The next best thing we can do is first decide whether we want to sample from the light tree or to sample from the distant lights. For now, the easiest way to do this is by examining their relative energies. The advantage to this approach is that we can pre-compute both of these during construction time, but in the future, we may want to introduce an appropriate importance heuristic to decide between the two. Here, pdf_light_tree is calculated as the relative energy of the light tree compared to the total energy involved:

// intern\cycles\kernel\light\light_tree.h
float tree_u = path_state_rng_1D(kg, rng_state, 1);
if (tree_u < kernel_data.integrator.pdf_light_tree) {
pdf_factor *= kernel_data.integrator.pdf_light_tree;
ret = light_tree_sample<false>(
kg, rng_state, randu, randv, time, N, P, bounce, path_flag, ls, &pdf_factor);
}
else {
pdf_factor *= (1 - kernel_data.integrator.pdf_light_tree);
ret = light_tree_sample_distant_lights<false>(
kg, rng_state, randu, randv, time, N, P, bounce, path_flag, ls, &pdf_factor);
}

The downside to this approach is that we’ll have to perform a linear scan if we want to sample from the distant lights group.
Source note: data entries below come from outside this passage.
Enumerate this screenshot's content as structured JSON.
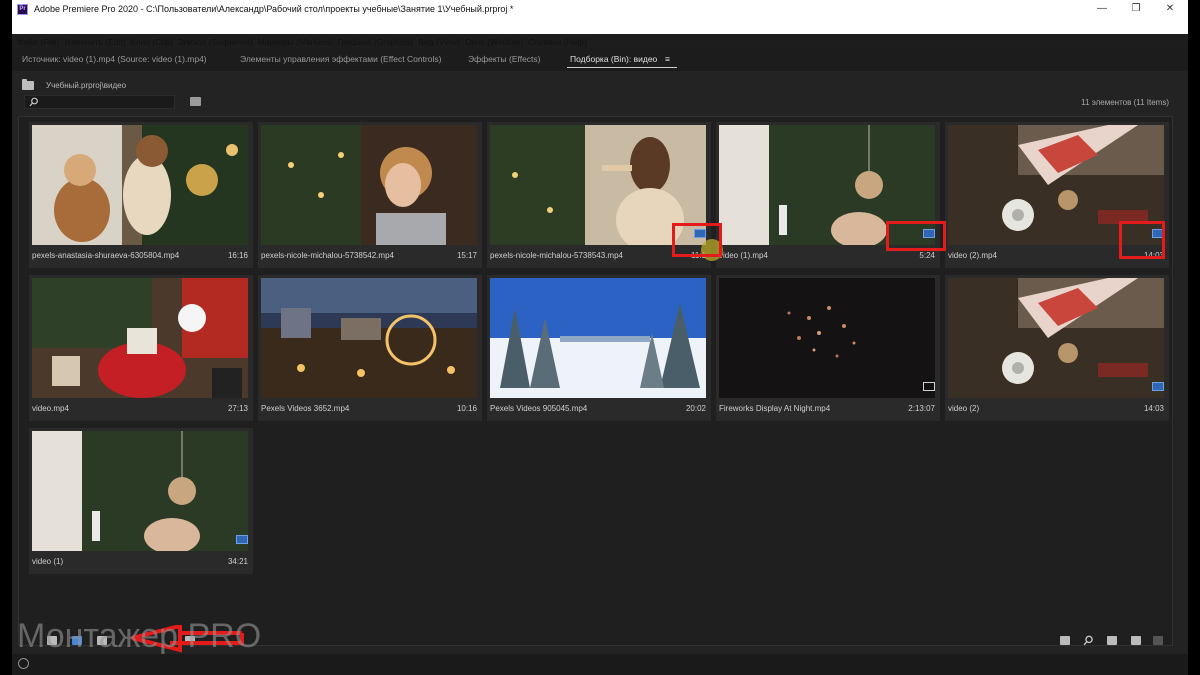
{
  "window": {
    "title": "Adobe Premiere Pro 2020 - C:\\Пользователи\\Александр\\Рабочий стол\\проекты учебные\\Занятие 1\\Учебный.prproj *",
    "app_icon_label": "Pr"
  },
  "menu": [
    "Файл (File)",
    "Изменить (Edit)",
    "Клип (Clip)",
    "Эпизод (Sequence)",
    "Маркеры (Markers)",
    "Графика (Graphics)",
    "Вид (View)",
    "Окно (Window)",
    "Справка (Help)"
  ],
  "tabs": [
    {
      "label": "Источник: video (1).mp4 (Source: video (1).mp4)",
      "active": false
    },
    {
      "label": "Элементы управления эффектами (Effect Controls)",
      "active": false
    },
    {
      "label": "Эффекты (Effects)",
      "active": false
    },
    {
      "label": "Подборка (Bin): видео",
      "active": true
    }
  ],
  "tab_menu_icon": "≡",
  "bin": {
    "path": "Учебный.prproj\\видео",
    "search_placeholder": "",
    "item_count": "11 элементов (11 Items)"
  },
  "items": [
    {
      "name": "pexels-anastasia-shuraeva-6305804.mp4",
      "duration": "16:16",
      "badge": "none"
    },
    {
      "name": "pexels-nicole-michalou-5738542.mp4",
      "duration": "15:17",
      "badge": "none"
    },
    {
      "name": "pexels-nicole-michalou-5738543.mp4",
      "duration": "11:1",
      "badge": "blue"
    },
    {
      "name": "video (1).mp4",
      "duration": "5:24",
      "badge": "blue"
    },
    {
      "name": "video (2).mp4",
      "duration": "14:03",
      "badge": "blue"
    },
    {
      "name": "video.mp4",
      "duration": "27:13",
      "badge": "none"
    },
    {
      "name": "Pexels Videos 3652.mp4",
      "duration": "10:16",
      "badge": "none"
    },
    {
      "name": "Pexels Videos 905045.mp4",
      "duration": "20:02",
      "badge": "none"
    },
    {
      "name": "Fireworks Display At Night.mp4",
      "duration": "2:13:07",
      "badge": "white"
    },
    {
      "name": "video (2)",
      "duration": "14:03",
      "badge": "blue"
    },
    {
      "name": "video (1)",
      "duration": "34:21",
      "badge": "blue"
    }
  ],
  "watermark": "Монтажер PRO",
  "colors": {
    "accent_red": "#e31b1b",
    "badge_blue": "#2f66b6",
    "panel_bg": "#232323"
  },
  "icons": [
    "search-icon",
    "new-bin-icon",
    "folder-icon",
    "list-view-icon",
    "icon-view-icon",
    "freeform-view-icon",
    "find-icon",
    "new-item-icon",
    "trash-icon",
    "arrow-annotation-icon"
  ]
}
Realistically though, or at least from my perpective, most scenes shouldn’t have that many distant lights. Furthermore, we can also compute importance heuristics if we choose to sample from the distant light group, so we can make more informed decisions about which light to sample.

For now, light_tree_distant_light_importance() only returns the energy of the given distant light:

// intern\cycles\kernel\light\light_tree.h
const int num_distant_lights = kernel_data.integrator.num_distant_lights;
float total_importance = 0.0f;
for (int i = 0; i < num_distant_lights; i++) {
total_importance += light_tree_distant_light_importance(kg, P, N, i);
}
const float inv_total_importance = 1 / total_importance;

float light_cdf = 0.0f;
float distant_u = path_state_rng_1D(kg, rng_state, 1);
for (int i = 0; i < num_distant_lights; i++) {
const float light_pdf = light_tree_distant_light_importance(kg, P, N, i) *
inv_total_importance;
light_cdf += light_pdf;
if (distant_u < light_cdf) {
*pdf_factor *= light_pdf;
ccl_global const KernelLightTreeDistantEmitter *kdistant = &kernel_data_fetch(
light_tree_distant_group, i);

const int lamp = -kdistant->prim_id - 1;

if (UNLIKELY(light_select_reached_max_bounces(kg, lamp, bounce))) {
return false;
}

return light_sample<in_volume_segment>(kg, lamp, randu, randv, P, path_flag, ls);
}
}

This is bound to change as we come up with better heuristics in the future.

## Closing Thoughts

Thanks to the heavy debugging from the work with point lights, most of the math was pretty much working from the get-go. However, there’s still a lot of optimizations to the heuristics that can (and will) be made. My main concern at the moment is that these heuristics don’t take visibility into consideration, which can really hurt the sampling in extreme cases. For example in one case, we could be placing high importance on one group of lights and dedicating a lot of samples towards them, without realizing that they’re actually all occluded! We’ll have to have another discussion for this in the future, but one solution that comes to mind is to also randomly select between using the light tree sampling and using the default light distribution sampling.

Secondly, I also realized that there are 3 additional functions to update, which are used when Cycles performs indirect light samples (I’ll be making a separate post about this). These functions are basically used when Cycles is sampling based off of the BSDF and the sample intersects a light source, so we need to calculate what the direct lighting’s PDF would be in order to weight the multiple importance sampling. The functions are:

• background_light_pdf()
• triangle_light_pdf()
• light_sample_from_intersection()

These functions are pretty self-explanatory, but it’ll be a little tricky to incorporate the light tree into them. More on that in the next post!

Written by Jeffrey Liu who is a second-year Math & CS undergraduate at the University of Illinois Urbana-Champaign.